King of Jazz: Paul Whiteman's Technicolor Revue tells the story of the making, release, and restoration of Universal's 1930 Technicolor musical extravaganza King of Jazz. Authors James Layton and David Pierce have uncovered original artwork, studio production files, behind-the-scenes photographs, personal papers, unpublished interviews, and a host of other previously unseen documentation. The book offers a richly illustrated narrative of the film's production, with broader context on its diverse musical and theatrical influences. The story concludes with an in-depth look at the challenges Universal overcame in restoring the film in 2016. Additionally, the book's appendix provides a comprehensive guide to all of the film's performers, music, alternate versions, and deleted scenes.
King of Jazz was one of the most ambitious films ever to emerge from Hollywood. Just as movie musicals were being invented in 1929, Universal Pictures brought together Paul Whiteman, leader of the country's top dance orchestra; John Murray Anderson, director of spectacular Broadway revues; a top ensemble of dancers and singers; early Technicolor; and a near unlimited budget.
The film's highlights include a dazzling interpretation of George Gershwin's Rhapsody in Blue, which Whiteman had introduced to the public in 1924; Walter Lantz's A Fable in Jazz, the first cartoon in Technicolor; and Anderson's grand finale The Melting Pot of Music, a visualization of popular music's many influences and styles.

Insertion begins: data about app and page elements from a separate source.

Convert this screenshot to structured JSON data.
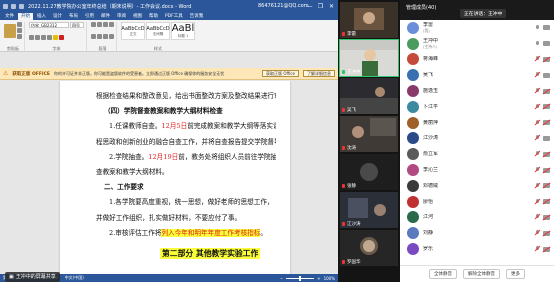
{
  "word": {
    "title": "2022.11.27教学院办公室年终总结（期末说明）- 工作会议.docx - Word",
    "user": "86476121@QQ.com",
    "window_buttons": [
      "—",
      "❐",
      "✕"
    ],
    "tabs": [
      "文件",
      "开始",
      "插入",
      "设计",
      "布局",
      "引用",
      "邮件",
      "审阅",
      "视图",
      "帮助",
      "PDF工具",
      "告诉我"
    ],
    "active_tab": "开始",
    "ribbon": {
      "font_name": "仿宋_GB2312",
      "font_size": "四号",
      "groups": [
        "剪贴板",
        "字体",
        "段落",
        "样式"
      ],
      "styles": [
        {
          "preview": "AaBbCcD",
          "name": "正文"
        },
        {
          "preview": "AaBbCcD",
          "name": "无间隔"
        },
        {
          "preview": "AaBl",
          "name": "标题 1"
        }
      ]
    },
    "banner": {
      "title": "获取正版 OFFICE",
      "text": "你的许可证并非正版，你可能是盗版软件的受害者。立即通过正版 Office 确保你的服务安全无忧",
      "btn1": "获取正版 Office",
      "btn2": "了解详细信息"
    },
    "doc": {
      "lines": [
        {
          "kind": "plain",
          "text": "根据检查结果和整改意见，给出书面整改方案及整改结果进行审核。"
        },
        {
          "kind": "head",
          "text": "（四）学院督查教案和教学大纲材料检查"
        },
        {
          "kind": "mixed",
          "parts": [
            "1.任课教师自查。",
            "12月5日",
            "前完成教案和教学大纲等落实课"
          ]
        },
        {
          "kind": "plain",
          "text": "程思政和创新创业的融合自查工作，并将自查报告提交学院督导。"
        },
        {
          "kind": "mixed",
          "parts": [
            "2.学院抽查。",
            "12月19日",
            "前，教务处将组织人员前往学院抽"
          ]
        },
        {
          "kind": "plain",
          "text": "查教案和教学大纲材料。"
        },
        {
          "kind": "head",
          "text": "二、工作要求"
        },
        {
          "kind": "ind",
          "text": "1.各学院要高度重视，统一思想，做好老师的思想工作，"
        },
        {
          "kind": "plain",
          "text": "并做好工作组织，扎实做好材料，不要应付了事。"
        },
        {
          "kind": "hl",
          "parts": [
            "2.审核评估工作将列入今年和明年年度工作考核指标。"
          ],
          "hl_text": "列入今年和明年年度工作考核指标"
        }
      ],
      "part_heading": "第二部分 其他教学实验工作"
    },
    "status": {
      "page": "第 4 页，共 5 页",
      "words": "2367 个字",
      "lang": "中文(中国)",
      "zoom": "100%"
    },
    "presenter": "王冲中的屏幕共享"
  },
  "gallery": {
    "tiles": [
      {
        "name": "李雷"
      },
      {
        "name": "王冲中",
        "active": true
      },
      {
        "name": "吴飞"
      },
      {
        "name": "沈涛"
      },
      {
        "name": "张静"
      },
      {
        "name": "江沙涛"
      },
      {
        "name": "罗国华"
      }
    ]
  },
  "panel": {
    "title": "管理成员(40)",
    "subtitle": "正在讲话：王冲中",
    "speaking": "正在讲话：王冲中",
    "participants": [
      {
        "name": "李雷",
        "sub": "(我)",
        "color": "#6a8fd8",
        "mic_off": false,
        "cam_off": false
      },
      {
        "name": "王冲中",
        "sub": "(主持人)",
        "color": "#4a9c5e",
        "mic_off": false,
        "cam_off": false
      },
      {
        "name": "蒋海峰",
        "sub": "",
        "color": "#c44a3a",
        "mic_off": true,
        "cam_off": true
      },
      {
        "name": "吴飞",
        "sub": "",
        "color": "#3a6fb0",
        "mic_off": true,
        "cam_off": false
      },
      {
        "name": "施逸玉",
        "sub": "",
        "color": "#8a3a6a",
        "mic_off": true,
        "cam_off": true
      },
      {
        "name": "卜江平",
        "sub": "",
        "color": "#3a8aa0",
        "mic_off": true,
        "cam_off": true
      },
      {
        "name": "黄丽萍",
        "sub": "",
        "color": "#a0602a",
        "mic_off": true,
        "cam_off": true
      },
      {
        "name": "江沙涛",
        "sub": "",
        "color": "#2a4a8a",
        "mic_off": true,
        "cam_off": false
      },
      {
        "name": "俞立军",
        "sub": "",
        "color": "#5a5a5a",
        "mic_off": true,
        "cam_off": true
      },
      {
        "name": "李沁兰",
        "sub": "",
        "color": "#b04a80",
        "mic_off": true,
        "cam_off": true
      },
      {
        "name": "邓德威",
        "sub": "",
        "color": "#3a3a3a",
        "mic_off": true,
        "cam_off": true
      },
      {
        "name": "廖怡",
        "sub": "",
        "color": "#c03030",
        "mic_off": true,
        "cam_off": true
      },
      {
        "name": "江河",
        "sub": "",
        "color": "#2a6a4a",
        "mic_off": true,
        "cam_off": true
      },
      {
        "name": "刘静",
        "sub": "",
        "color": "#5a7ac0",
        "mic_off": true,
        "cam_off": true
      },
      {
        "name": "罗乐",
        "sub": "",
        "color": "#7a4ac0",
        "mic_off": true,
        "cam_off": true
      }
    ],
    "footer": {
      "mute_all": "全体静音",
      "unmute_all": "解除全体静音",
      "more": "更多"
    }
  }
}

The film is not only a unique document of Anderson's theatrical vision and Whiteman's band at its peak, but also of several of America's leading performers of the late 1920s, including Bing Crosby in his first screen appearance, and the Russell Markert Dancers, who would soon become Radio City Music Hall's famous Rockettes.